Dataset entries
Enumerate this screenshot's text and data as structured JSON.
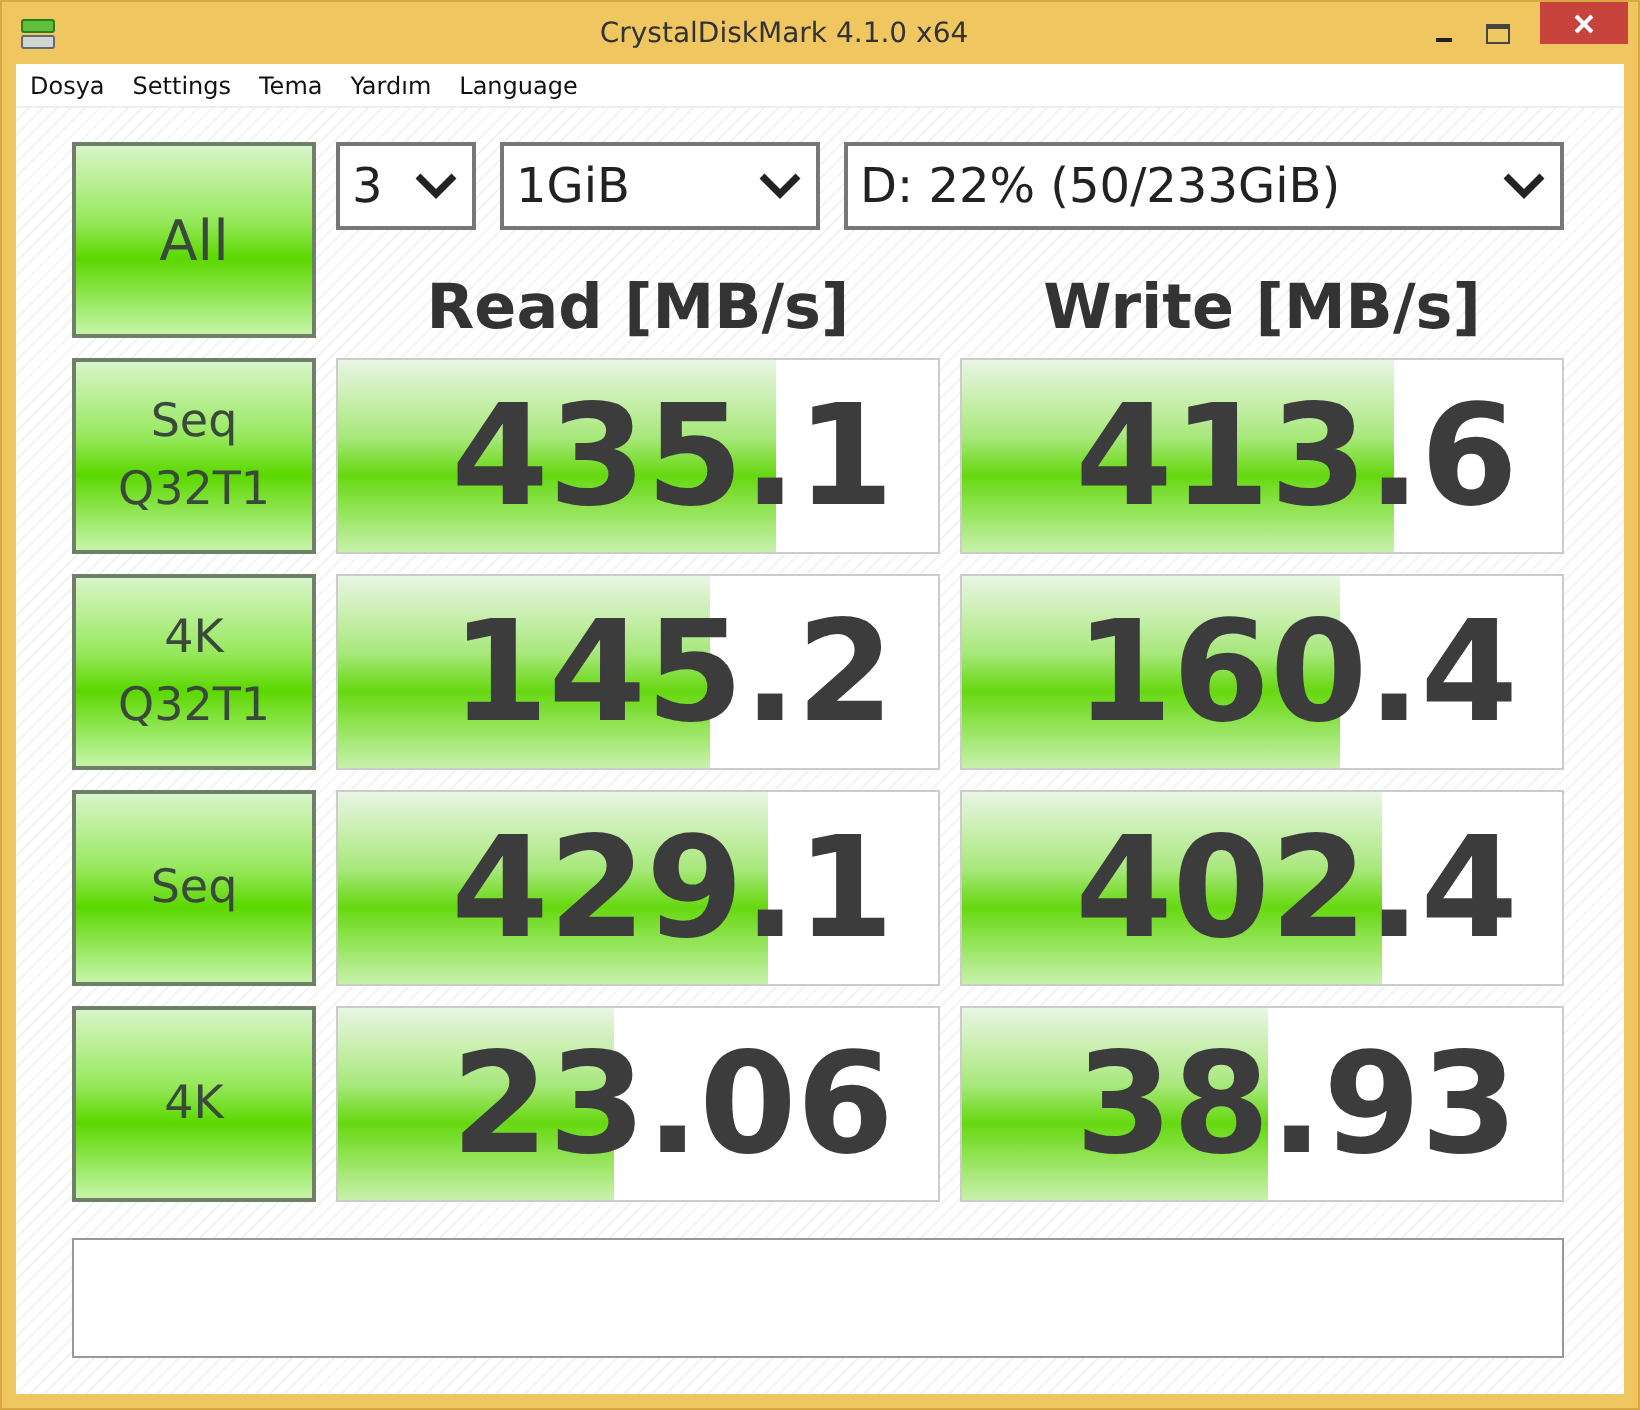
{
  "window": {
    "title": "CrystalDiskMark 4.1.0 x64"
  },
  "menu": [
    "Dosya",
    "Settings",
    "Tema",
    "Yardım",
    "Language"
  ],
  "all_button": "All",
  "selects": [
    {
      "value": "3"
    },
    {
      "value": "1GiB"
    },
    {
      "value": "D: 22% (50/233GiB)"
    }
  ],
  "headers": [
    "Read [MB/s]",
    "Write [MB/s]"
  ],
  "tests": [
    {
      "label": "Seq Q32T1",
      "read": {
        "value": "435.1",
        "level": 0.73
      },
      "write": {
        "value": "413.6",
        "level": 0.72
      }
    },
    {
      "label": "4K Q32T1",
      "read": {
        "value": "145.2",
        "level": 0.62
      },
      "write": {
        "value": "160.4",
        "level": 0.63
      }
    },
    {
      "label": "Seq",
      "read": {
        "value": "429.1",
        "level": 0.715
      },
      "write": {
        "value": "402.4",
        "level": 0.7
      }
    },
    {
      "label": "4K",
      "read": {
        "value": "23.06",
        "level": 0.46
      },
      "write": {
        "value": "38.93",
        "level": 0.51
      }
    }
  ]
}
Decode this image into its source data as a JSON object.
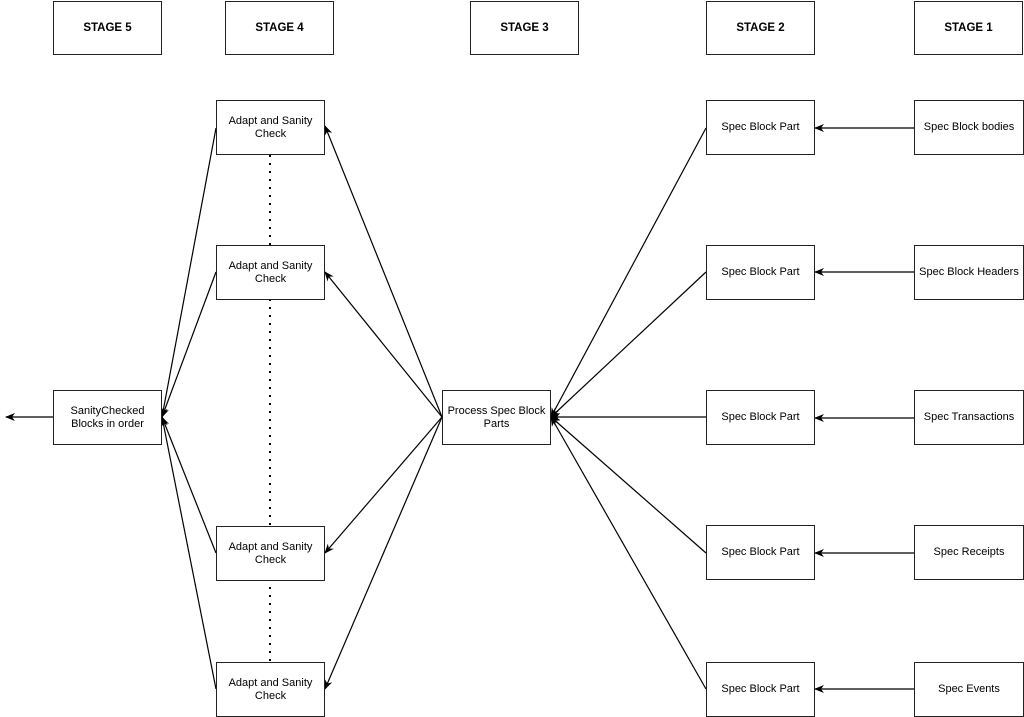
{
  "stages": [
    "STAGE 5",
    "STAGE 4",
    "STAGE 3",
    "STAGE 2",
    "STAGE 1"
  ],
  "stage5": {
    "label": "SanityChecked Blocks in order"
  },
  "stage4": {
    "items": [
      "Adapt and Sanity Check",
      "Adapt and Sanity Check",
      "Adapt and Sanity Check",
      "Adapt and Sanity Check"
    ]
  },
  "stage3": {
    "label": "Process Spec Block Parts"
  },
  "stage2": {
    "items": [
      "Spec Block Part",
      "Spec Block Part",
      "Spec Block Part",
      "Spec Block Part",
      "Spec Block Part"
    ]
  },
  "stage1": {
    "items": [
      "Spec Block bodies",
      "Spec Block Headers",
      "Spec Transactions",
      "Spec Receipts",
      "Spec Events"
    ]
  },
  "colors": {
    "stroke": "#000000",
    "fill": "#ffffff"
  }
}
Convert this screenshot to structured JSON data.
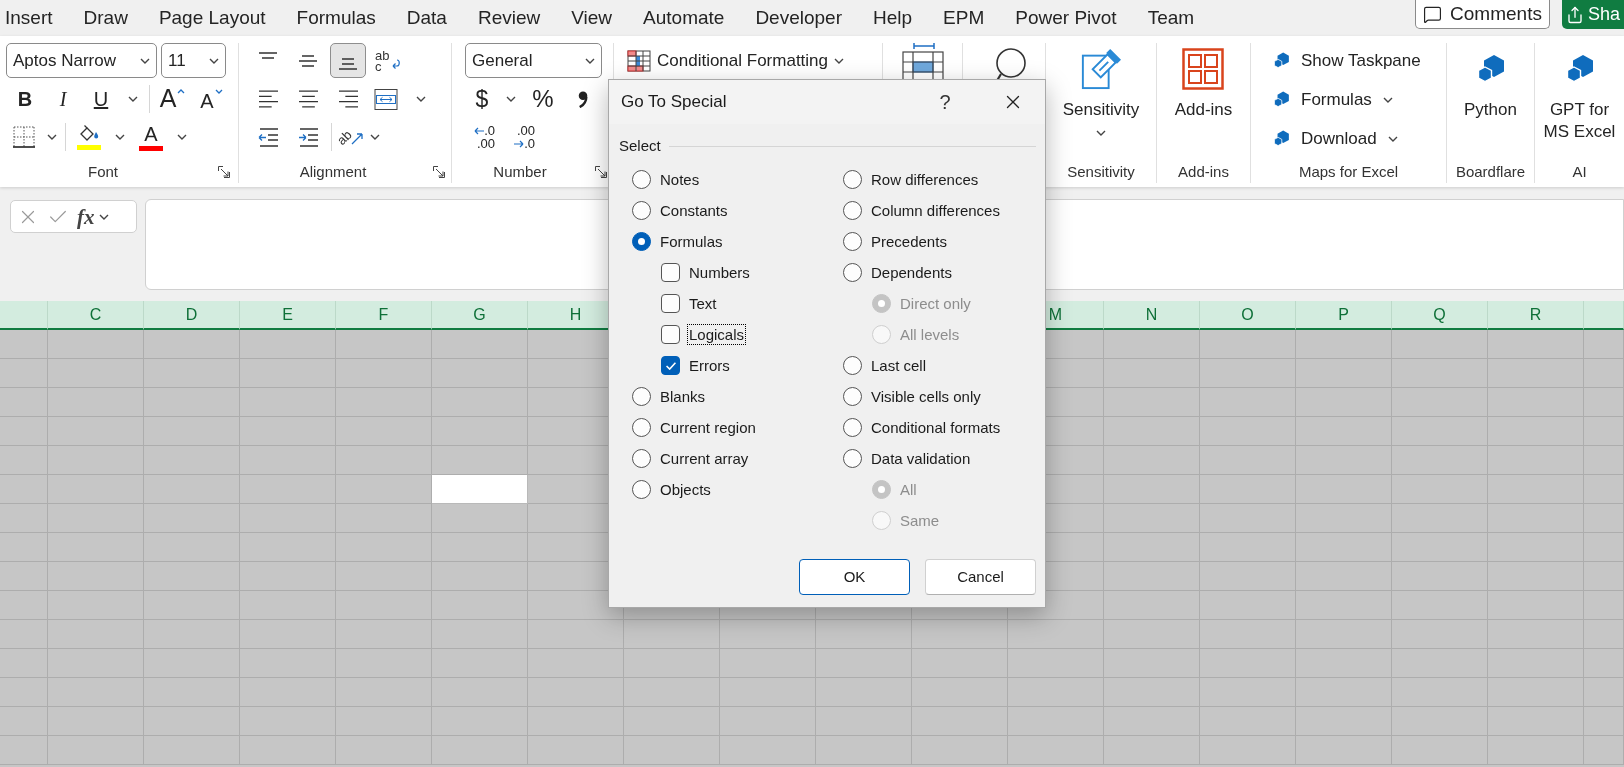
{
  "tabs": [
    "Insert",
    "Draw",
    "Page Layout",
    "Formulas",
    "Data",
    "Review",
    "View",
    "Automate",
    "Developer",
    "Help",
    "EPM",
    "Power Pivot",
    "Team"
  ],
  "header_buttons": [
    {
      "kind": "comments",
      "label": "Comments"
    },
    {
      "kind": "share",
      "label": "Sha"
    }
  ],
  "ribbon": {
    "font": {
      "label": "Font",
      "font_name": "Aptos Narrow",
      "font_size": "11",
      "style_buttons": [
        {
          "kind": "bold",
          "text": "B"
        },
        {
          "kind": "italic",
          "text": "I"
        },
        {
          "kind": "underline",
          "text": "U"
        }
      ],
      "size_buttons": [
        {
          "kind": "grow",
          "text": "A"
        },
        {
          "kind": "shrink",
          "text": "A"
        }
      ],
      "fill_color": {
        "color": "#ffff00"
      },
      "font_color": {
        "text": "A",
        "color": "#ff0000"
      }
    },
    "alignment": {
      "label": "Alignment",
      "vertical": [
        {
          "kind": "top",
          "selected": false
        },
        {
          "kind": "middle",
          "selected": false
        },
        {
          "kind": "bottom",
          "selected": true
        }
      ],
      "wrap_text": "ab c",
      "orientation": "ab"
    },
    "number": {
      "label": "Number",
      "format": "General",
      "currency": "$",
      "percent": "%",
      "increase_decimal": [
        ".0",
        ".00"
      ],
      "decrease_decimal": [
        ".00",
        ".0"
      ]
    },
    "styles": {
      "conditional_formatting": "Conditional Formatting"
    },
    "sensitivity": {
      "label": "Sensitivity",
      "button": "Sensitivity"
    },
    "add_ins": {
      "label": "Add-ins",
      "button": "Add-ins"
    },
    "maps": {
      "label": "Maps for Excel",
      "items": [
        {
          "label": "Show Taskpane",
          "dropdown": false
        },
        {
          "label": "Formulas",
          "dropdown": true
        },
        {
          "label": "Download",
          "dropdown": true
        }
      ]
    },
    "boardflare": {
      "label": "Boardflare",
      "button": "Python"
    },
    "ai": {
      "label": "AI",
      "button": "GPT for MS Excel"
    }
  },
  "formula_bar": {
    "function_label": "fx"
  },
  "sheet": {
    "all_selected": true,
    "columns_left": [
      {
        "label": "C",
        "selected": true,
        "active": false
      },
      {
        "label": "D",
        "selected": true,
        "active": false
      },
      {
        "label": "E",
        "selected": true,
        "active": false
      },
      {
        "label": "F",
        "selected": true,
        "active": false
      },
      {
        "label": "G",
        "selected": true,
        "active": true
      },
      {
        "label": "H",
        "selected": true,
        "active": false
      }
    ],
    "columns_right": [
      {
        "label": "M",
        "selected": true,
        "active": false
      },
      {
        "label": "N",
        "selected": true,
        "active": false
      },
      {
        "label": "O",
        "selected": true,
        "active": false
      },
      {
        "label": "P",
        "selected": true,
        "active": false
      },
      {
        "label": "Q",
        "selected": true,
        "active": false
      },
      {
        "label": "R",
        "selected": true,
        "active": false
      }
    ],
    "rows": [
      {
        "active": false
      },
      {
        "active": false
      },
      {
        "active": false
      },
      {
        "active": false
      },
      {
        "active": false
      },
      {
        "active": true
      },
      {
        "active": false
      },
      {
        "active": false
      },
      {
        "active": false
      },
      {
        "active": false
      },
      {
        "active": false
      },
      {
        "active": false
      },
      {
        "active": false
      },
      {
        "active": false
      },
      {
        "active": false
      }
    ]
  },
  "dialog": {
    "title": "Go To Special",
    "help": "?",
    "group_label": "Select",
    "left_options": [
      {
        "kind": "radio",
        "label": "Notes",
        "selected": false,
        "disabled": false,
        "focused": false
      },
      {
        "kind": "radio",
        "label": "Constants",
        "selected": false,
        "disabled": false,
        "focused": false
      },
      {
        "kind": "radio",
        "label": "Formulas",
        "selected": true,
        "disabled": false,
        "focused": false,
        "children": [
          {
            "kind": "checkbox",
            "label": "Numbers",
            "checked": false,
            "disabled": false,
            "focused": false
          },
          {
            "kind": "checkbox",
            "label": "Text",
            "checked": false,
            "disabled": false,
            "focused": false
          },
          {
            "kind": "checkbox",
            "label": "Logicals",
            "checked": false,
            "disabled": false,
            "focused": true
          },
          {
            "kind": "checkbox",
            "label": "Errors",
            "checked": true,
            "disabled": false,
            "focused": false
          }
        ]
      },
      {
        "kind": "radio",
        "label": "Blanks",
        "selected": false,
        "disabled": false,
        "focused": false
      },
      {
        "kind": "radio",
        "label": "Current region",
        "selected": false,
        "disabled": false,
        "focused": false
      },
      {
        "kind": "radio",
        "label": "Current array",
        "selected": false,
        "disabled": false,
        "focused": false
      },
      {
        "kind": "radio",
        "label": "Objects",
        "selected": false,
        "disabled": false,
        "focused": false
      }
    ],
    "right_options": [
      {
        "kind": "radio",
        "label": "Row differences",
        "selected": false,
        "disabled": false,
        "focused": false
      },
      {
        "kind": "radio",
        "label": "Column differences",
        "selected": false,
        "disabled": false,
        "focused": false
      },
      {
        "kind": "radio",
        "label": "Precedents",
        "selected": false,
        "disabled": false,
        "focused": false
      },
      {
        "kind": "radio",
        "label": "Dependents",
        "selected": false,
        "disabled": false,
        "focused": false,
        "children": [
          {
            "kind": "radio",
            "label": "Direct only",
            "selected": true,
            "disabled": true,
            "focused": false
          },
          {
            "kind": "radio",
            "label": "All levels",
            "selected": false,
            "disabled": true,
            "focused": false
          }
        ]
      },
      {
        "kind": "radio",
        "label": "Last cell",
        "selected": false,
        "disabled": false,
        "focused": false
      },
      {
        "kind": "radio",
        "label": "Visible cells only",
        "selected": false,
        "disabled": false,
        "focused": false
      },
      {
        "kind": "radio",
        "label": "Conditional formats",
        "selected": false,
        "disabled": false,
        "focused": false
      },
      {
        "kind": "radio",
        "label": "Data validation",
        "selected": false,
        "disabled": false,
        "focused": false,
        "children": [
          {
            "kind": "radio",
            "label": "All",
            "selected": true,
            "disabled": true,
            "focused": false
          },
          {
            "kind": "radio",
            "label": "Same",
            "selected": false,
            "disabled": true,
            "focused": false
          }
        ]
      }
    ],
    "buttons": [
      {
        "label": "OK",
        "default": true
      },
      {
        "label": "Cancel",
        "default": false
      }
    ]
  }
}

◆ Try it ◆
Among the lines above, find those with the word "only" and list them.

◆ Response area ◆
            "label": "Direct only",
        "label": "Visible cells only",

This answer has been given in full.